### Exercise aim
Using the data below, copy every line that contains the word "desc".

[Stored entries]
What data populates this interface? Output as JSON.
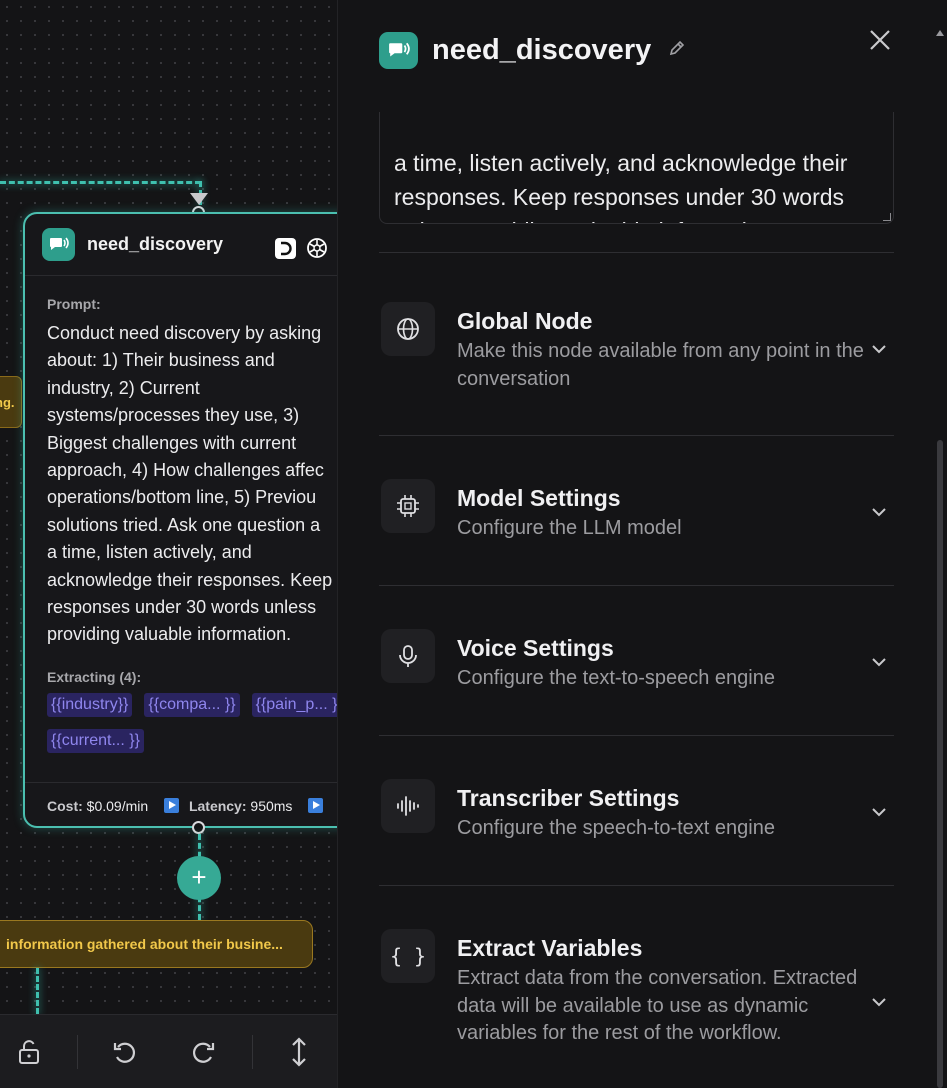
{
  "canvas": {
    "left_tag": "ng.",
    "edge_label": "information gathered about their busine...",
    "node": {
      "title": "need_discovery",
      "prompt_label": "Prompt:",
      "prompt_text": "Conduct need discovery by asking\nabout: 1) Their business and\nindustry, 2) Current\nsystems/processes they use, 3)\nBiggest challenges with current\napproach, 4) How challenges affec\noperations/bottom line, 5) Previou\nsolutions tried. Ask one question a\na time, listen actively, and\nacknowledge their responses. Keep\nresponses under 30 words unless\nproviding valuable information.",
      "extract_label": "Extracting (4):",
      "chips": [
        "{{industry}}",
        "{{compa... }}",
        "{{pain_p... }}",
        "{{current... }}"
      ],
      "cost_label": "Cost:",
      "cost_value": "$0.09/min",
      "latency_label": "Latency:",
      "latency_value": "950ms"
    },
    "toolbar": [
      "unlock-icon",
      "undo-icon",
      "redo-icon",
      "vertical-arrows-icon"
    ]
  },
  "panel": {
    "title": "need_discovery",
    "prompt_excerpt": "a time, listen actively, and acknowledge their\nresponses. Keep responses under 30 words\nunless providing valuable information.",
    "sections": [
      {
        "title": "Global Node",
        "desc": "Make this node available from any point in the conversation",
        "icon": "globe-icon"
      },
      {
        "title": "Model Settings",
        "desc": "Configure the LLM model",
        "icon": "chip-icon"
      },
      {
        "title": "Voice Settings",
        "desc": "Configure the text-to-speech engine",
        "icon": "microphone-icon"
      },
      {
        "title": "Transcriber Settings",
        "desc": "Configure the speech-to-text engine",
        "icon": "waveform-icon"
      },
      {
        "title": "Extract Variables",
        "desc": "Extract data from the conversation. Extracted data will be available to use as dynamic variables for the rest of the workflow.",
        "icon": "braces-icon"
      }
    ]
  },
  "colors": {
    "accent": "#2e9e8c",
    "edge": "#3fbfae",
    "edge_label_bg": "#4a3a10",
    "edge_label_text": "#f1c84a",
    "chip_bg": "#2a2460",
    "chip_text": "#8f86ee"
  }
}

### Task output
        "desc": "Make this node available from any point in the conversation",
        "desc": "Configure the LLM model",
        "desc": "Configure the text-to-speech engine",
        "desc": "Configure the speech-to-text engine",
        "desc": "Extract data from the conversation. Extracted data will be available to use as dynamic variables for the rest of the workflow.",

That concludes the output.